WORK TASK: Copy out every line holding the string "flair" from the records below.

RAW DATA:

:::::

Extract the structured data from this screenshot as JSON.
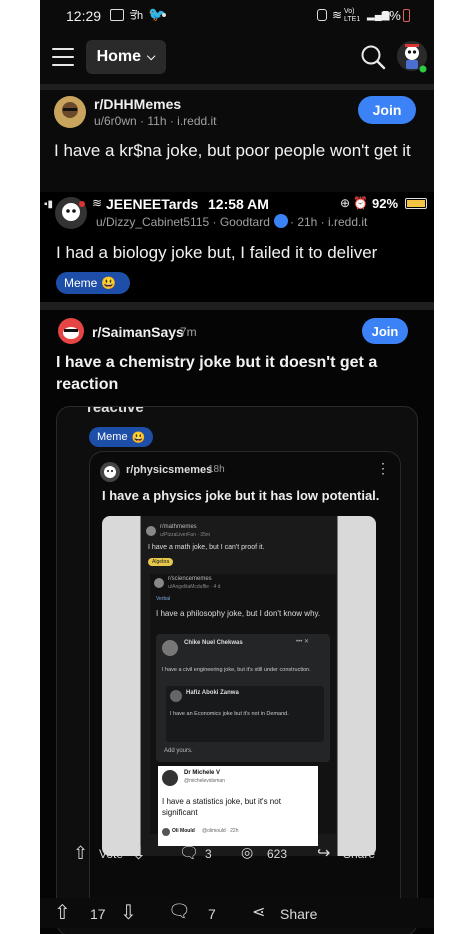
{
  "status": {
    "time": "12:29",
    "left_extra": "ਤੋਂh",
    "right_text": "5%",
    "network": "Vo) LTE1"
  },
  "header": {
    "home_label": "Home"
  },
  "post": {
    "subreddit": "r/DHHMemes",
    "meta": "u/6r0wn · 11h · i.redd.it",
    "join_label": "Join",
    "title": "I have a kr$na joke, but poor people won't get it"
  },
  "level1": {
    "status_left": "JEENEETards",
    "status_time": "12:58 AM",
    "status_battery": "92%",
    "meta_user": "u/Dizzy_Cabinet5115 · Goodtard",
    "meta_time": "· 21h · i.redd.it",
    "title": "I had a biology joke but, I failed it to deliver",
    "flair": "Meme"
  },
  "level2": {
    "subreddit": "r/SaimanSays",
    "age": "7m",
    "join_label": "Join",
    "title": "I have a chemistry joke but it doesn't get a reaction",
    "overflow_word": "reactive",
    "flair": "Meme"
  },
  "level3": {
    "subreddit": "r/physicsmemes",
    "age": "18h",
    "title": "I have a physics joke but it has low potential."
  },
  "level4": {
    "subreddit": "r/mathmemes",
    "user": "u/PizzaLiverFan · 35m",
    "title": "I have a math joke, but I can't proof it.",
    "flair": "Algebra"
  },
  "level5": {
    "subreddit": "r/sciencememes",
    "user": "u/AngelitaMcduffie · 4 d",
    "tag": "Verbal",
    "title": "I have a philosophy joke, but I don't know why."
  },
  "level6": {
    "name": "Chike Nuel Chekwas",
    "body": "I have a civil engineering joke, but it's still under construction.",
    "inner_name": "Hafiz Aboki Zanwa",
    "inner_body": "I have an Economics joke but it's not in Demand.",
    "add": "Add yours."
  },
  "level7": {
    "name": "Dr Michele V",
    "handle": "@michelevidsman",
    "body": "I have a statistics joke, but it's not significant",
    "reply_name": "Oli Mould",
    "reply_handle": "@olimould · 22h"
  },
  "inner_actions": {
    "vote": "Vote",
    "comments": "3",
    "views": "623",
    "share": "Share"
  },
  "bottom": {
    "votes": "17",
    "comments": "7",
    "share": "Share"
  },
  "colors": {
    "background": "#0b0b0b",
    "accent": "#3b82f6",
    "flair": "#1e4fa8"
  }
}
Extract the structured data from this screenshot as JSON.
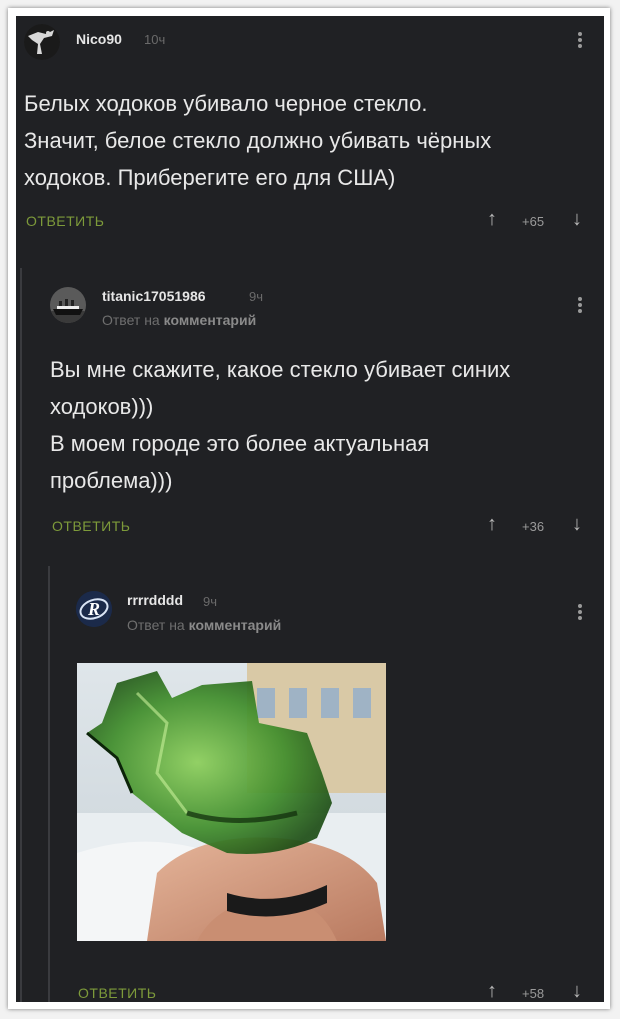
{
  "comments": [
    {
      "username": "Nico90",
      "time": "10ч",
      "lines": [
        "Белых ходоков убивало черное стекло.",
        "Значит, белое стекло должно убивать чёрных",
        "ходоков. Приберегите его для США)"
      ],
      "reply_label": "ответить",
      "score": "+65",
      "avatar_icon": "tree-silhouette-icon"
    },
    {
      "username": "titanic17051986",
      "time": "9ч",
      "reply_to_prefix": "Ответ на",
      "reply_to_target": "комментарий",
      "lines": [
        "Вы мне скажите, какое стекло убивает синих",
        "ходоков)))",
        "В моем городе это более актуальная",
        "проблема)))"
      ],
      "reply_label": "ответить",
      "score": "+36",
      "avatar_icon": "titanic-ship-icon"
    },
    {
      "username": "rrrrdddd",
      "time": "9ч",
      "reply_to_prefix": "Ответ на",
      "reply_to_target": "комментарий",
      "reply_label": "ответить",
      "score": "+58",
      "avatar_icon": "r-logo-icon",
      "image_subject": "broken-green-glass-bottle-photo"
    }
  ],
  "icons": {
    "upvote": "↑",
    "downvote": "↓",
    "more": "more-vertical-icon"
  },
  "colors": {
    "background": "#202124",
    "text": "#e8e8e8",
    "reply_link": "#7d9a3a",
    "muted": "#6f6f6f"
  }
}
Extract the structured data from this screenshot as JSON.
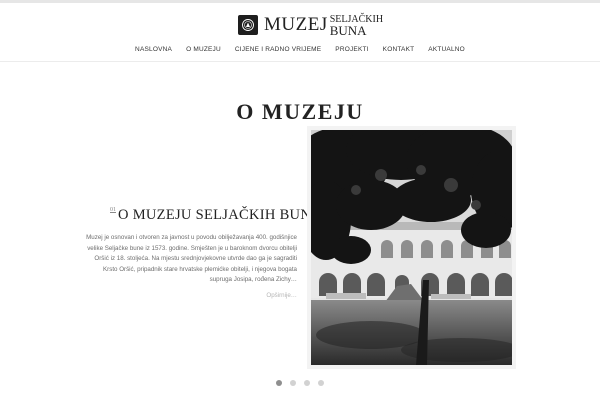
{
  "logo": {
    "word": "MUZEJ",
    "line1": "SELJAČKIH",
    "line2": "BUNA"
  },
  "nav": {
    "items": [
      "NASLOVNA",
      "O MUZEJU",
      "CIJENE I RADNO VRIJEME",
      "PROJEKTI",
      "KONTAKT",
      "AKTUALNO"
    ]
  },
  "page": {
    "title": "O MUZEJU"
  },
  "slide": {
    "number": "01",
    "title": "O MUZEJU SELJAČKIH BUNA",
    "body": "Muzej je osnovan i otvoren za javnost u povodu obilježavanja 400. godišnjice velike Seljačke bune iz 1573. godine. Smješten je u baroknom dvorcu obitelji Oršić iz 18. stoljeća. Na mjestu srednjovjekovne utvrde dao ga je sagraditi Krsto Oršić, pripadnik stare hrvatske plemićke obitelji, i njegova bogata supruga Josipa, rođena Zichy…",
    "more_label": "Opširnije…",
    "image_icon": "courtyard-photo"
  },
  "carousel": {
    "dot_count": 4,
    "active_index": 0
  },
  "colors": {
    "text": "#222222",
    "muted": "#6e6e6e",
    "accent_dot": "#8f8f8f"
  }
}
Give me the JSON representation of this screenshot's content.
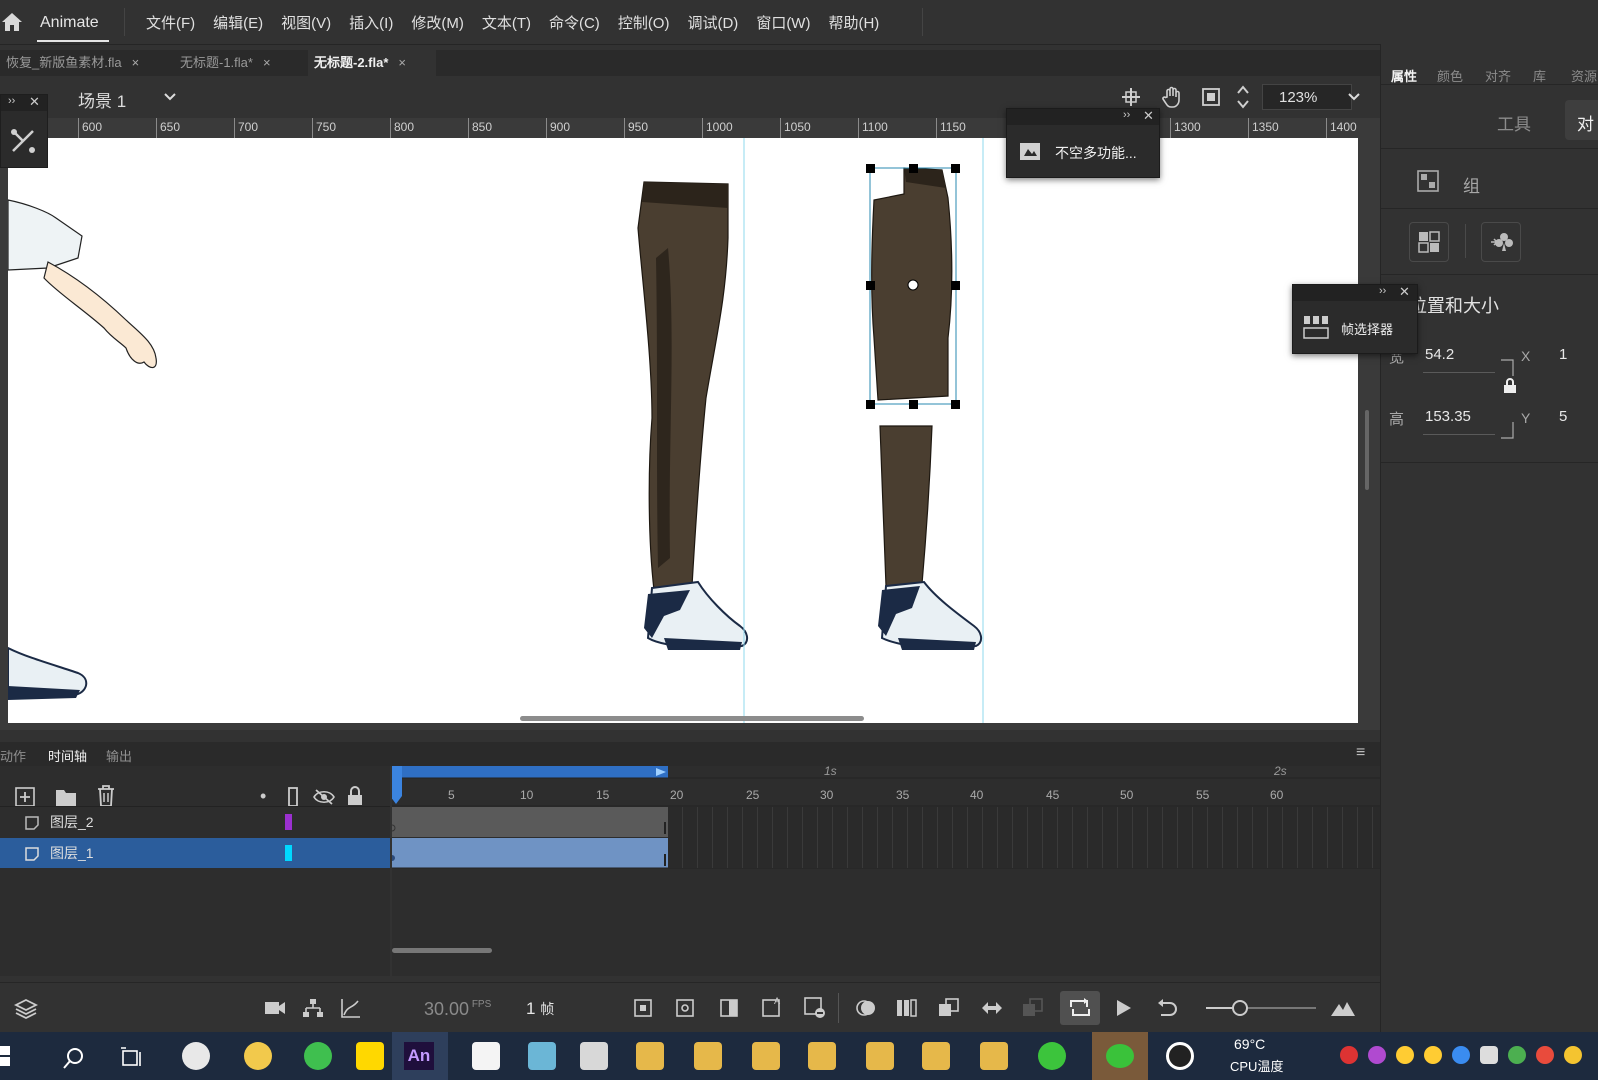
{
  "app": {
    "name": "Animate"
  },
  "menu": [
    "文件(F)",
    "编辑(E)",
    "视图(V)",
    "插入(I)",
    "修改(M)",
    "文本(T)",
    "命令(C)",
    "控制(O)",
    "调试(D)",
    "窗口(W)",
    "帮助(H)"
  ],
  "doc_tabs": [
    {
      "label": "恢复_新版鱼素材.fla",
      "active": false
    },
    {
      "label": "无标题-1.fla*",
      "active": false
    },
    {
      "label": "无标题-2.fla*",
      "active": true
    }
  ],
  "scene": {
    "label": "场景 1",
    "zoom": "123%"
  },
  "ruler": {
    "labels": [
      "600",
      "650",
      "700",
      "750",
      "800",
      "850",
      "900",
      "950",
      "1000",
      "1050",
      "1100",
      "1150",
      "1300",
      "1350",
      "1400"
    ]
  },
  "float_panels": {
    "more_features": "不空多功能...",
    "frame_picker": "帧选择器"
  },
  "timeline": {
    "tabs": [
      "动作",
      "时间轴",
      "输出"
    ],
    "active_tab": "时间轴",
    "layers": [
      {
        "name": "图层_2",
        "color": "#9b30d0",
        "selected": false
      },
      {
        "name": "图层_1",
        "color": "#00d8ff",
        "selected": true
      }
    ],
    "frame_numbers": [
      "5",
      "10",
      "15",
      "20",
      "25",
      "30",
      "35",
      "40",
      "45",
      "50",
      "55",
      "60"
    ],
    "seconds": [
      "1s",
      "2s"
    ],
    "span_end_frame": 19
  },
  "playback": {
    "fps": "30.00",
    "fps_unit": "FPS",
    "frame": "1",
    "frame_unit": "帧"
  },
  "properties": {
    "tabs": [
      "属性",
      "颜色",
      "对齐",
      "库",
      "资源"
    ],
    "active_tab": "属性",
    "mode_tab": "工具",
    "mode_tab_partial": "对",
    "object_type": "组",
    "section_title": "位置和大小",
    "width_label": "宽",
    "width_value": "54.2",
    "height_label": "高",
    "height_value": "153.35",
    "x_label": "X",
    "x_value": "1",
    "y_label": "Y",
    "y_value": "5"
  },
  "taskbar": {
    "temp_value": "69°C",
    "temp_label": "CPU温度",
    "an_label": "An"
  },
  "colors": {
    "accent": "#2b5d9c",
    "playhead": "#3b84e0",
    "pants": "#4a3e30",
    "shoe": "#1b2a45"
  }
}
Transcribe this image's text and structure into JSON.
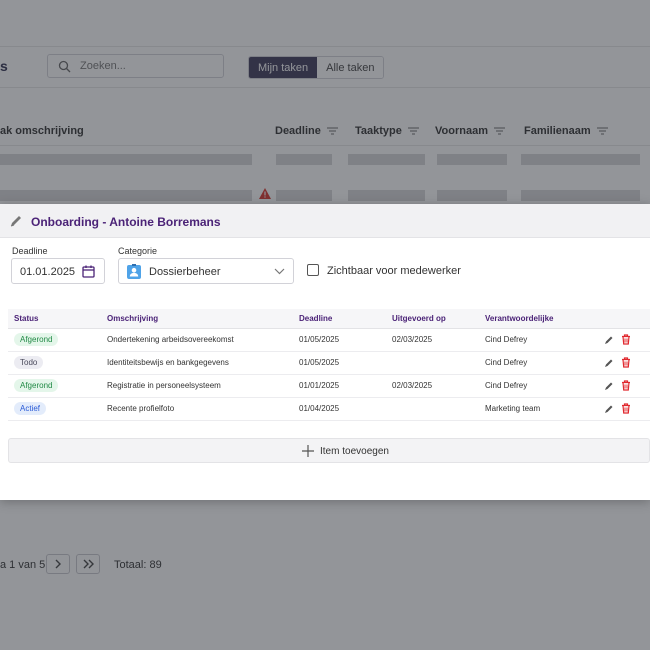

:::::

FINISHED TASK:
    "flair": "Meme"
    "flair": "Meme"
    "flair": "Algebra"
    "flair": "#1e4fa8"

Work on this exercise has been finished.